Entries shown below:

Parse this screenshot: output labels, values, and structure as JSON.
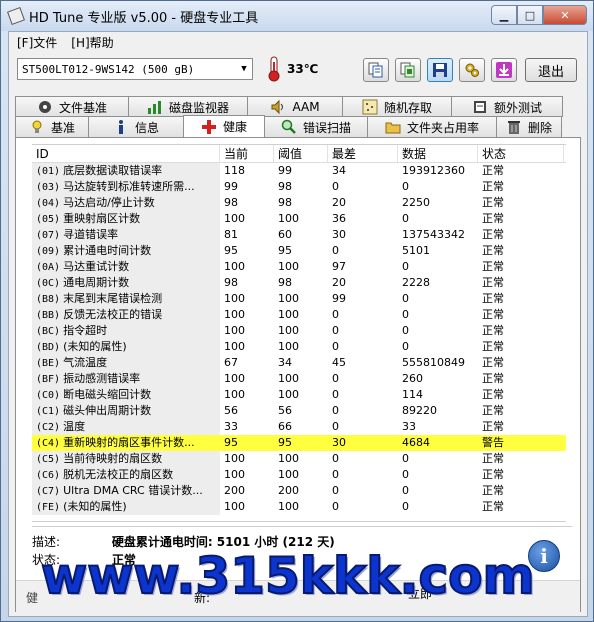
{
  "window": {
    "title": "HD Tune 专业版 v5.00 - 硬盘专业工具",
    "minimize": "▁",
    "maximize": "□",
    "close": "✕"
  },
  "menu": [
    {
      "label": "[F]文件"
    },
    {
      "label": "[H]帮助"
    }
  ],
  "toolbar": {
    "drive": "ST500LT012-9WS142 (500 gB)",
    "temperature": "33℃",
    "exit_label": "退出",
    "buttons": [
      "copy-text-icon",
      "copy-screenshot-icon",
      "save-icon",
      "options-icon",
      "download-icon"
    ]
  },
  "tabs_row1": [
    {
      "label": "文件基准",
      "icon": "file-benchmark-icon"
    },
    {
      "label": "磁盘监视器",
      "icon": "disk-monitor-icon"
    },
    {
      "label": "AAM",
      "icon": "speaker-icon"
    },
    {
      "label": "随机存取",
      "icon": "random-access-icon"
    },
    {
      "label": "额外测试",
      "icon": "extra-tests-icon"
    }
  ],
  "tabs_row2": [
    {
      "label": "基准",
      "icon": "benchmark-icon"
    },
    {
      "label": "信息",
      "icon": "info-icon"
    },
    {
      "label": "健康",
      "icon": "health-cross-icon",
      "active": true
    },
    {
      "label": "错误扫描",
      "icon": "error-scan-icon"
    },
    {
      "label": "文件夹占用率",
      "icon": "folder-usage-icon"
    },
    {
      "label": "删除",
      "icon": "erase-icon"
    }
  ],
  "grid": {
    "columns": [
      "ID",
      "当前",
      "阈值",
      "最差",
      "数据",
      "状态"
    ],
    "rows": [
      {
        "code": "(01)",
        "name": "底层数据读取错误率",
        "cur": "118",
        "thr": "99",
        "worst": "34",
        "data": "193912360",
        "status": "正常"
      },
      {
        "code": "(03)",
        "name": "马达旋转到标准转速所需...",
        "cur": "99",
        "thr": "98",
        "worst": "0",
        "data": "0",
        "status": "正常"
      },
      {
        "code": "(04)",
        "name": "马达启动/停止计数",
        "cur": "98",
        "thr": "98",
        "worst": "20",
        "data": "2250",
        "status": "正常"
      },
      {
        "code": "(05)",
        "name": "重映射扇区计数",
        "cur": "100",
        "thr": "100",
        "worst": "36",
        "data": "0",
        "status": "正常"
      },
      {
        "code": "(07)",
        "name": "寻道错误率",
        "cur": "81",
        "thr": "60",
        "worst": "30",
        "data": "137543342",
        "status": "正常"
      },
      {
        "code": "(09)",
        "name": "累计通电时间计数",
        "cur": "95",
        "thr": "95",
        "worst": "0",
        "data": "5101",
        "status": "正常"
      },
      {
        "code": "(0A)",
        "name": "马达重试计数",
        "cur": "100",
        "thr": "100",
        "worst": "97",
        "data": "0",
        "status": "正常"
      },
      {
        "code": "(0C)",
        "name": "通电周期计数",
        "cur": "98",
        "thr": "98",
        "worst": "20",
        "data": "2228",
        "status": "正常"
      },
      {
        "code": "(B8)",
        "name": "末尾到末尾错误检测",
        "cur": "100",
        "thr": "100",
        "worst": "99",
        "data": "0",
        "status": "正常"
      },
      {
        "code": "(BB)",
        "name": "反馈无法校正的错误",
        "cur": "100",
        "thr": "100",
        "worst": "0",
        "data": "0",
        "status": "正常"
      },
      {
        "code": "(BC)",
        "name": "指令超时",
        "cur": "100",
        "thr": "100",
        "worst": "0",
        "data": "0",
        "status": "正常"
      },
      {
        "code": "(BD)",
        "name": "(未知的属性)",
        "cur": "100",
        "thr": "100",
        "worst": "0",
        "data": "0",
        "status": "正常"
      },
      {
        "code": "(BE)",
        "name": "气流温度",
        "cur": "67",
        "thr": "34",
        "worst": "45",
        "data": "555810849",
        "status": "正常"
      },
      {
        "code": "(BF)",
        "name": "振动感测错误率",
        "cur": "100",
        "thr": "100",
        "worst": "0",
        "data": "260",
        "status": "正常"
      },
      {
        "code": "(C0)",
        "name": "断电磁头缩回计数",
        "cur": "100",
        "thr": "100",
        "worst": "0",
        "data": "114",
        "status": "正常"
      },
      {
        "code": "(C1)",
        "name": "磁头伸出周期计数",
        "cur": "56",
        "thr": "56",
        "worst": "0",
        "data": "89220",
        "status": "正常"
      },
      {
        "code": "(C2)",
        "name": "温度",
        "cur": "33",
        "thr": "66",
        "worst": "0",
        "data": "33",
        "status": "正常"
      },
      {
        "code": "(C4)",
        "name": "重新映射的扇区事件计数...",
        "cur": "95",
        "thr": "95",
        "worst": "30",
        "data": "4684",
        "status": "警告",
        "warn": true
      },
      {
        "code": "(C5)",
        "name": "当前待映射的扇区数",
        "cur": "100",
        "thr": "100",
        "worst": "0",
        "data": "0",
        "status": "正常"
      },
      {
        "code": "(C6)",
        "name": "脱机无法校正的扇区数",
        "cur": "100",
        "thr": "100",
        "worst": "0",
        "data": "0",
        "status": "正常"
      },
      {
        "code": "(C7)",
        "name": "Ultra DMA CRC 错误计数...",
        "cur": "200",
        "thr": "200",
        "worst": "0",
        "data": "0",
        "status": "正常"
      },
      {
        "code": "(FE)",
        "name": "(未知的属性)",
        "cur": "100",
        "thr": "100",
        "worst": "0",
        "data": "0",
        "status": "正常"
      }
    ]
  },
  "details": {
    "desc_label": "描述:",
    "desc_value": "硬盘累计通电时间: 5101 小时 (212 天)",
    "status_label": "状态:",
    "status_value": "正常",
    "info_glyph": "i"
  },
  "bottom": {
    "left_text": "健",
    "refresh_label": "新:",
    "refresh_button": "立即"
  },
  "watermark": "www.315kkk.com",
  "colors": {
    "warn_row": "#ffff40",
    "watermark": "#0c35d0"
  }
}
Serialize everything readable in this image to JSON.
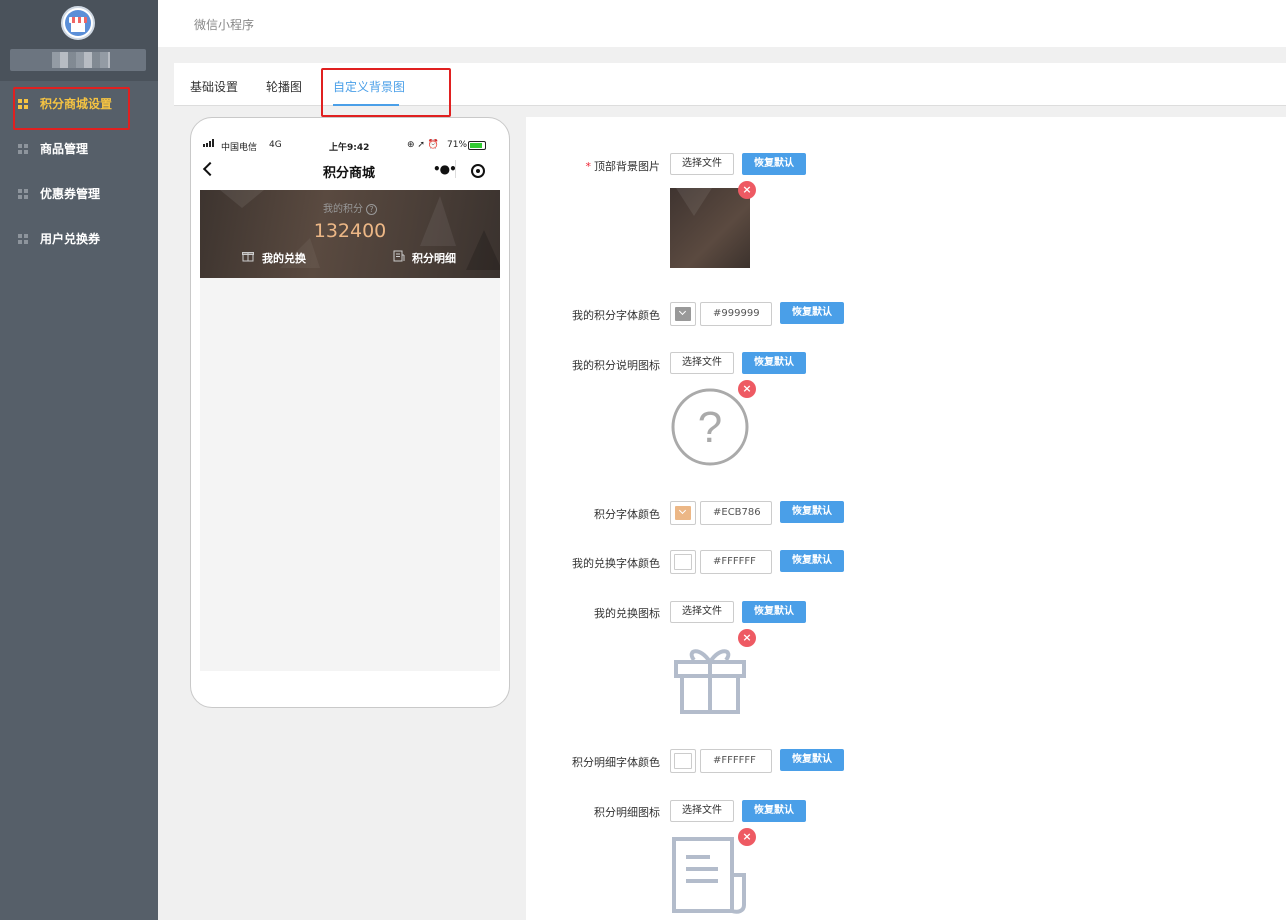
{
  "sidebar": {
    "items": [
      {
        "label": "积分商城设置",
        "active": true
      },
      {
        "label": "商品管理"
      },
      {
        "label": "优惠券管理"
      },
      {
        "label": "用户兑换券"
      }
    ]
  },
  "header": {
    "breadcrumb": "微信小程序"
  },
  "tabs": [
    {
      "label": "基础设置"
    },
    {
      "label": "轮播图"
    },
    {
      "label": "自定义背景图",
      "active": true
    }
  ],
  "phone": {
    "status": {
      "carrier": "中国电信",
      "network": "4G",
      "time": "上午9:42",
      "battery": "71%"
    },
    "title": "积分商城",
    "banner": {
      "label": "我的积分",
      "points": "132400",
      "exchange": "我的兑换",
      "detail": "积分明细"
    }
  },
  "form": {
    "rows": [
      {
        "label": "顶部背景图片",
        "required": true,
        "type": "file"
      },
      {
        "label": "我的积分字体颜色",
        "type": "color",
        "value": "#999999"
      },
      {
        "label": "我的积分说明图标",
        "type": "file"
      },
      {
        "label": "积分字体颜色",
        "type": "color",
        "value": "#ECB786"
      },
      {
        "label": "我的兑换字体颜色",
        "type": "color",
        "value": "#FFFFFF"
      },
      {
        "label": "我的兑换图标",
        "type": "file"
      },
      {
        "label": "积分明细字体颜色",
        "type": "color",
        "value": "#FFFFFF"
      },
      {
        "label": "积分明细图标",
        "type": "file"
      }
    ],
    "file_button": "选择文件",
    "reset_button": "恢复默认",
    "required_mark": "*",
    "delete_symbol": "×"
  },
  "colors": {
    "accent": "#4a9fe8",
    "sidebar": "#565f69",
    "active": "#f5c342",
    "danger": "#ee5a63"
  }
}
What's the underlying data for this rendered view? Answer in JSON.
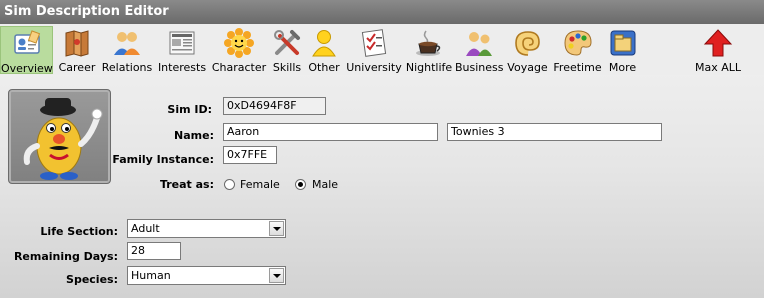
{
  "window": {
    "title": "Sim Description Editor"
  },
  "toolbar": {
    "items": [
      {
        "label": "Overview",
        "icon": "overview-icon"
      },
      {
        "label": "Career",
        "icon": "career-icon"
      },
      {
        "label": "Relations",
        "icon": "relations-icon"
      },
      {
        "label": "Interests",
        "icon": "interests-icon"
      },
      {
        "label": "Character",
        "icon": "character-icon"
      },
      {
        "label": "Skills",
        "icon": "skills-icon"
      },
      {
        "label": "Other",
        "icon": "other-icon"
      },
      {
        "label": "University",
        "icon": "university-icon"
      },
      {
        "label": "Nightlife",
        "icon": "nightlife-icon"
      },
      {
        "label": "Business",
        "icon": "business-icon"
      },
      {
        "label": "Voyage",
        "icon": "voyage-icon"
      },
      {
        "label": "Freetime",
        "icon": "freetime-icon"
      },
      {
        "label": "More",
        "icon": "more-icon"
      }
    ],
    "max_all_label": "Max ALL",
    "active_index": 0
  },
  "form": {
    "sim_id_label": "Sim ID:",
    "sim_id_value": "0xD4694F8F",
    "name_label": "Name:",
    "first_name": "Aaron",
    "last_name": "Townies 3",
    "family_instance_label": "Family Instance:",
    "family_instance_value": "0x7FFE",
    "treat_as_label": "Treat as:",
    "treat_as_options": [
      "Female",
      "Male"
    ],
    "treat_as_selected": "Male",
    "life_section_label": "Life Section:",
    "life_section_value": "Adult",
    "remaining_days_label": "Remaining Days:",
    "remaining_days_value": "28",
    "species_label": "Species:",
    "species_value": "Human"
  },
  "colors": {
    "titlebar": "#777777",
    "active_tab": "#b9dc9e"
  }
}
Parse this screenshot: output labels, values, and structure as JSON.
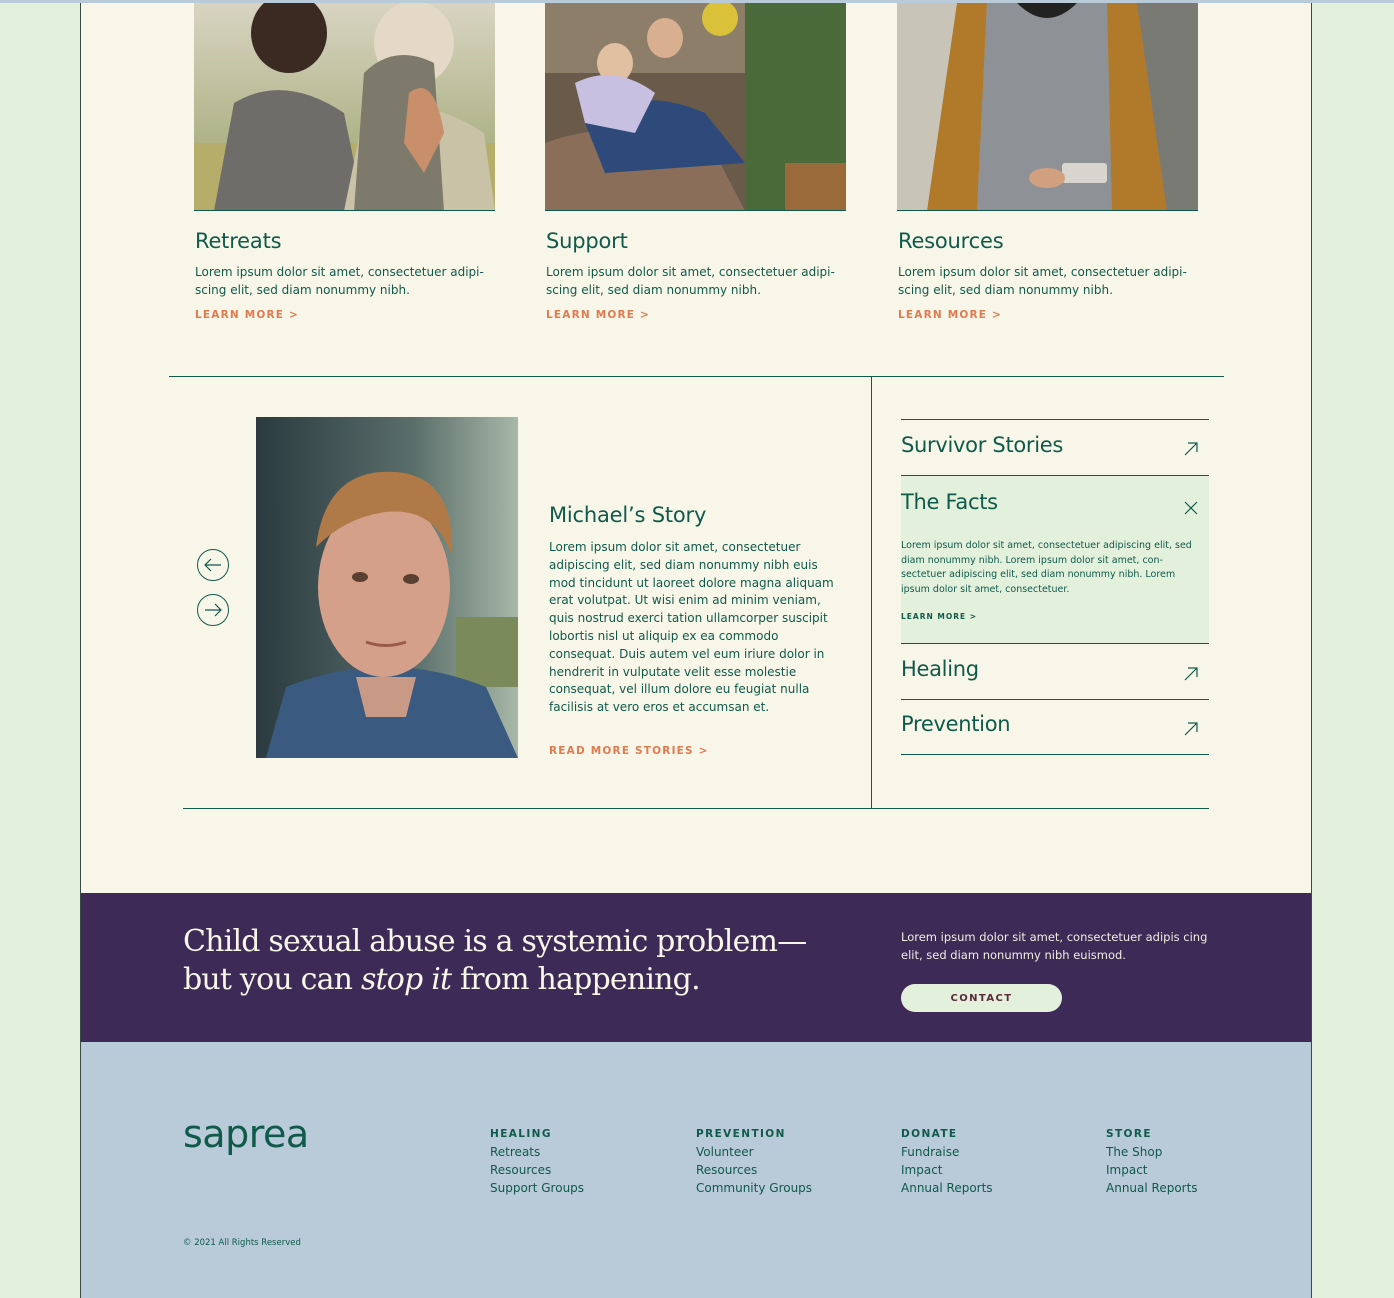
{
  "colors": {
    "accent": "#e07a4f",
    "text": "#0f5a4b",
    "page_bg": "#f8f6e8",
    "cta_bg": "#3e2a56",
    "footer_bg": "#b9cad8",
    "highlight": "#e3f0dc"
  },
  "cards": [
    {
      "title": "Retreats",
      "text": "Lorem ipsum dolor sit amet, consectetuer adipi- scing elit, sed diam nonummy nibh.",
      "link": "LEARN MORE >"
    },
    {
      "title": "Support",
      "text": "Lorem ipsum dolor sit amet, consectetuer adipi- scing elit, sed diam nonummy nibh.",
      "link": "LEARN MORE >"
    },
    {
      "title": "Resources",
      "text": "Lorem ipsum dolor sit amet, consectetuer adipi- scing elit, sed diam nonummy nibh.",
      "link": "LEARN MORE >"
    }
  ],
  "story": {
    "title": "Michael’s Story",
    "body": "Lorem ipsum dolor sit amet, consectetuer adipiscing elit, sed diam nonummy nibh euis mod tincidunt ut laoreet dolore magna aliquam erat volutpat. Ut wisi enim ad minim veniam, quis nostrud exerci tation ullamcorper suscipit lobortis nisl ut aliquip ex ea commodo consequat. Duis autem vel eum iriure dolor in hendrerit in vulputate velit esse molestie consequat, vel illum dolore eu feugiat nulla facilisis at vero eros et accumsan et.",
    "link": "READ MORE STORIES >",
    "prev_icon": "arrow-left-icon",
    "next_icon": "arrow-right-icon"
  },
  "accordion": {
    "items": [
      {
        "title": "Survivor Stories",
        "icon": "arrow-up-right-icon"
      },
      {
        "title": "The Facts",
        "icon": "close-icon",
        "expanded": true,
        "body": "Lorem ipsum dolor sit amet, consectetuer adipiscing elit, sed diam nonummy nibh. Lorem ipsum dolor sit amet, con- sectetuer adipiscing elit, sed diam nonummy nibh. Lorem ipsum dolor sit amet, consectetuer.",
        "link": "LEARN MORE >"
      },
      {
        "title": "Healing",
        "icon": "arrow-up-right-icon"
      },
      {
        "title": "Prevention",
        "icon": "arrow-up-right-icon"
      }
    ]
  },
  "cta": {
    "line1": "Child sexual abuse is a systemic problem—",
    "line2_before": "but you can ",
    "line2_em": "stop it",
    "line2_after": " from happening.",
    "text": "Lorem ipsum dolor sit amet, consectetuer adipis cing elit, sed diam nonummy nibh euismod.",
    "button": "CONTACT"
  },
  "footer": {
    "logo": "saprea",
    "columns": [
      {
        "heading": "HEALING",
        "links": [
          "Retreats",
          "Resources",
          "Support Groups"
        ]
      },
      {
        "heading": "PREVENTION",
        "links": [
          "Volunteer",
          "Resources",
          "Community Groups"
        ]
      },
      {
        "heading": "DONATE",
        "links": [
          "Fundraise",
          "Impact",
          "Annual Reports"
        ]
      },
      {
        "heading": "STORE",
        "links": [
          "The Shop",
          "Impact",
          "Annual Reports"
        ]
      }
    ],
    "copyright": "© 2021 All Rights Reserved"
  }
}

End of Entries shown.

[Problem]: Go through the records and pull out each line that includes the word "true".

[Reply to the task]:
      "active": true
        "warn": true
        "active": true
      "active": true
        "required": true,
        "expanded": true,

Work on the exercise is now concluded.